What would it be like to set up camp on Mars? Learn about Martian camping conditions, including how to "boil" water. Dr. Keith Noll of the Hubble Heritage Project and the Exploratorium's Ron Hipschman explain how MERs’ images are sent back to Earth.
Explore how Mars’s gravity and geology would affect rock climbers, with the Exploratorium's Dr. Paul Doherty. How old would you be on Mars? Learn how time passes on Mars by exploring its calendar and seasons. Find out what sunsets look like on Mars and what makes the red planet red with images taken by the MERs’ cameras Come to the Exploratorium and see the first images from the Mars Rover Spirit. Learn about the Mars missions and the tools used to explore Mars.

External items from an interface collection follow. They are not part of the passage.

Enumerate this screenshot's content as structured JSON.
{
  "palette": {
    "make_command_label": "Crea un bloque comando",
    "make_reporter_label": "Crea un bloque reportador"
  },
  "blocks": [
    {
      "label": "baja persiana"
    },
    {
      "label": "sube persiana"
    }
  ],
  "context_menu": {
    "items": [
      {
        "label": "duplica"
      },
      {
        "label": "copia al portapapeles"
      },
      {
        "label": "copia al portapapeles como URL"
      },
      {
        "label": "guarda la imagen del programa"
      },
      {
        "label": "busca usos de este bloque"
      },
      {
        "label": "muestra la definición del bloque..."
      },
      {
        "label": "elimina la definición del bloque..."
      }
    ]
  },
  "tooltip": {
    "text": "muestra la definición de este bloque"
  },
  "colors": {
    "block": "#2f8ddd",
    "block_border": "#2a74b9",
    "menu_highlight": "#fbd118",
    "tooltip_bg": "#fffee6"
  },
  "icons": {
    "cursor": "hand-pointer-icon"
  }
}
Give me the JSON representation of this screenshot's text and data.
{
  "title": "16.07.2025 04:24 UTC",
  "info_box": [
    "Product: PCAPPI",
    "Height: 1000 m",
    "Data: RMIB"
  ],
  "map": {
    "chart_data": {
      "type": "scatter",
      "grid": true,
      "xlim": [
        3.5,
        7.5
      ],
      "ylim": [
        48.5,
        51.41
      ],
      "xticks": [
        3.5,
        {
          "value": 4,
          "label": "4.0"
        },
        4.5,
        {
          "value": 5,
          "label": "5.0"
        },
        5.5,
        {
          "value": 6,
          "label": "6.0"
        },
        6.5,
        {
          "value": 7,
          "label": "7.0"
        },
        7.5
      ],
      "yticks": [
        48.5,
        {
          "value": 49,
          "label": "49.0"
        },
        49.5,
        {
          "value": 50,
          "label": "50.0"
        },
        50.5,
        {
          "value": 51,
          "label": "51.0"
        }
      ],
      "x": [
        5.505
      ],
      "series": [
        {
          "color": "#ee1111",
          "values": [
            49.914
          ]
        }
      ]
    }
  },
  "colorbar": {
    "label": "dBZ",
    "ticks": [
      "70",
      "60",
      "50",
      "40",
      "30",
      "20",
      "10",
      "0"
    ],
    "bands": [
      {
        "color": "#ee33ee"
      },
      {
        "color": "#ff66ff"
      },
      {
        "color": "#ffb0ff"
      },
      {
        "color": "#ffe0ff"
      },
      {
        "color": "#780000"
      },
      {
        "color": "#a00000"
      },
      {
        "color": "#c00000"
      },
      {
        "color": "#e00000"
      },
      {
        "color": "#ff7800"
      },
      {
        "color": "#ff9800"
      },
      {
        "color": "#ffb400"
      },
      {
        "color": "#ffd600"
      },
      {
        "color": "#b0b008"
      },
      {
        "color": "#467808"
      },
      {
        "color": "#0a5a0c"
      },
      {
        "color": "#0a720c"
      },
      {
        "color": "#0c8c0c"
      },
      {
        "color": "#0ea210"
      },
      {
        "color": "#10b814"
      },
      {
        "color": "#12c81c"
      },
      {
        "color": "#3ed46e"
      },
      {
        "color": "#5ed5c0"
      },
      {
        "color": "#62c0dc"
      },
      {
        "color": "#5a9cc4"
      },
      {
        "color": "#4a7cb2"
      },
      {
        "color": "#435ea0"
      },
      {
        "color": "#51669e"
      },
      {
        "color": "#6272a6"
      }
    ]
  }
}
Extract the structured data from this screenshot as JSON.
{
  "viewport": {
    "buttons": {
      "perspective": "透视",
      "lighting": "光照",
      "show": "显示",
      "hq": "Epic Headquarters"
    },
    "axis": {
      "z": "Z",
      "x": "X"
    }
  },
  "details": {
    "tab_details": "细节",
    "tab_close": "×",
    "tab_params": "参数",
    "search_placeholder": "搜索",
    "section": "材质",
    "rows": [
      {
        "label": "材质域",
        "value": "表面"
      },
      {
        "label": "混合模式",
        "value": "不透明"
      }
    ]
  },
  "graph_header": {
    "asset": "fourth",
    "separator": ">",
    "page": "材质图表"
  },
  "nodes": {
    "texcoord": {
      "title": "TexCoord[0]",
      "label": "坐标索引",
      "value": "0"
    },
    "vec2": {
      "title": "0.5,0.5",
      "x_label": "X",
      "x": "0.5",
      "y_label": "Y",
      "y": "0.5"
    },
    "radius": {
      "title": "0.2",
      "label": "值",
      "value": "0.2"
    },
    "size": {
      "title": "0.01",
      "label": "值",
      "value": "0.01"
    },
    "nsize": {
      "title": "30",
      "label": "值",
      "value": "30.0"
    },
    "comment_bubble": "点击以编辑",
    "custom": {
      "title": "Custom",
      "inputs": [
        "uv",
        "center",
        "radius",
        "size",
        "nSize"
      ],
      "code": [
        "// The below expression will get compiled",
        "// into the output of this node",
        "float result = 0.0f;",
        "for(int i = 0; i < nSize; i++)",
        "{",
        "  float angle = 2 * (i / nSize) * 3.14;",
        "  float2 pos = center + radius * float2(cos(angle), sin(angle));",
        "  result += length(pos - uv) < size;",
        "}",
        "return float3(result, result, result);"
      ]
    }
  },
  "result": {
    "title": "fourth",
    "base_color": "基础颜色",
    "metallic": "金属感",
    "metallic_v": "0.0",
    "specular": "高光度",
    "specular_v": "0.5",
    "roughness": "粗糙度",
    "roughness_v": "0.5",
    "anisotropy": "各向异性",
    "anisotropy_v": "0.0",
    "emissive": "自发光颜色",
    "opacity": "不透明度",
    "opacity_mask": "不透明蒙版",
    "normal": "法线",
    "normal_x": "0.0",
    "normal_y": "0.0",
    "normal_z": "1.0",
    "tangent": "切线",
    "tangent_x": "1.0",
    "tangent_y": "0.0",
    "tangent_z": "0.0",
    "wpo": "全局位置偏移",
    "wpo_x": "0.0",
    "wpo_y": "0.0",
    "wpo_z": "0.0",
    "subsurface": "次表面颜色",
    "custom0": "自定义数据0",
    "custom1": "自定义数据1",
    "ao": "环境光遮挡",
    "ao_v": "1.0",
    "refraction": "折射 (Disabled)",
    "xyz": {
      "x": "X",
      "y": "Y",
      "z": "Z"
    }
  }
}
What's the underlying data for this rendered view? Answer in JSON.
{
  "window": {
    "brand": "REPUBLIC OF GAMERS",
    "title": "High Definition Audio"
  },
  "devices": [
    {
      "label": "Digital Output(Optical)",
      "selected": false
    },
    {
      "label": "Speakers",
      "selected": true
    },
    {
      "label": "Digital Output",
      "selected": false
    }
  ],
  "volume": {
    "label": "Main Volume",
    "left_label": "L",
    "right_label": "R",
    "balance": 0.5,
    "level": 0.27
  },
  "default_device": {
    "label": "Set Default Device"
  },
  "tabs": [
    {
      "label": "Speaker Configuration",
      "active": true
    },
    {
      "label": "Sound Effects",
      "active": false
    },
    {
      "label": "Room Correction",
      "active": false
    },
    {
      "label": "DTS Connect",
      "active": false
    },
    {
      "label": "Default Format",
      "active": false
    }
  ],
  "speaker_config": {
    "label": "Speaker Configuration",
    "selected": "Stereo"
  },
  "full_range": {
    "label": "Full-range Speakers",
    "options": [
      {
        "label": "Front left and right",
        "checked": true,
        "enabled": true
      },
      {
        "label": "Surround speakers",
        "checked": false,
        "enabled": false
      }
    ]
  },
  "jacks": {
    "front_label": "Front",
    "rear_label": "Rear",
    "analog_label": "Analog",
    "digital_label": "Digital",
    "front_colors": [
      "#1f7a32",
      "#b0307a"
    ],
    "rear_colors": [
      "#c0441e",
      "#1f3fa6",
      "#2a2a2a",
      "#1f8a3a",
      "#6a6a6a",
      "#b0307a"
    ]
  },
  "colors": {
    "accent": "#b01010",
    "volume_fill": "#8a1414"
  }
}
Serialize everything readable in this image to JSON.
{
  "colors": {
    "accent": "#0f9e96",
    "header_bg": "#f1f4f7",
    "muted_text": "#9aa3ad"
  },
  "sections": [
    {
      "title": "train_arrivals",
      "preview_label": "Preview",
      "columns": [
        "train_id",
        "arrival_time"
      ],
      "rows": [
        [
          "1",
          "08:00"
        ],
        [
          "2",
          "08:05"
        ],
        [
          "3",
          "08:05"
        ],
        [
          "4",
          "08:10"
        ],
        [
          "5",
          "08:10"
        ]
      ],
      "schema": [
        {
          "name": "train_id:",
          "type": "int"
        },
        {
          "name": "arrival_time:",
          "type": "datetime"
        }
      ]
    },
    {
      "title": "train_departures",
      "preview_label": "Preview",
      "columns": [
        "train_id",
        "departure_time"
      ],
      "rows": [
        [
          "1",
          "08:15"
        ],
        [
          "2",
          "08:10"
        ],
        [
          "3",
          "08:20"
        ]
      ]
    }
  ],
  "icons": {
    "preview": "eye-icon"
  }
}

See an 8 minute video of the planet Mars from the James Lick Observatory telescope! Dr. Francis Collins is the Director of the National Human Genome Research Institute, which is responsible for coordinating the government-sponsored effort to map and sequence the entire human genome, considered by many as one of the most important scientific undertakings of our time. Dr. Collins is a physician and geneticist whose own work led to the identification of the genes for cystic fibrosis, neurofibromatosis, and Huntington's disease. In this Webcast, Dr. Collins explains the different strategies for finding disease genes, the competition between public and private efforts to decode the human genome, and the next steps for the Human Genome Project, now that the first accurate gene maps have been created. Dr. Carol Greider is a professor of molecular biology and genetics at Johns Hopkins University. She worked with molecular biologist Elizabeth Blackburn to discover the role of telomeres—segments of DNA that protect and stabilize the ends of chromosomes. Dr. Greider tells us about her work and shares her thoughts about the importance of mentors for women in science. Dr. Bruce Stillman is the Director of Cold Spring Harbor Laboratory, a position he inherited from James Watson in 1994. He continues his own research at the lab on DNA replication. In this program, Dr. Stillman describes the unique culture of science at CSHL, explores future directions of research, and tells us what he learned as an administrator for Dr. Watson.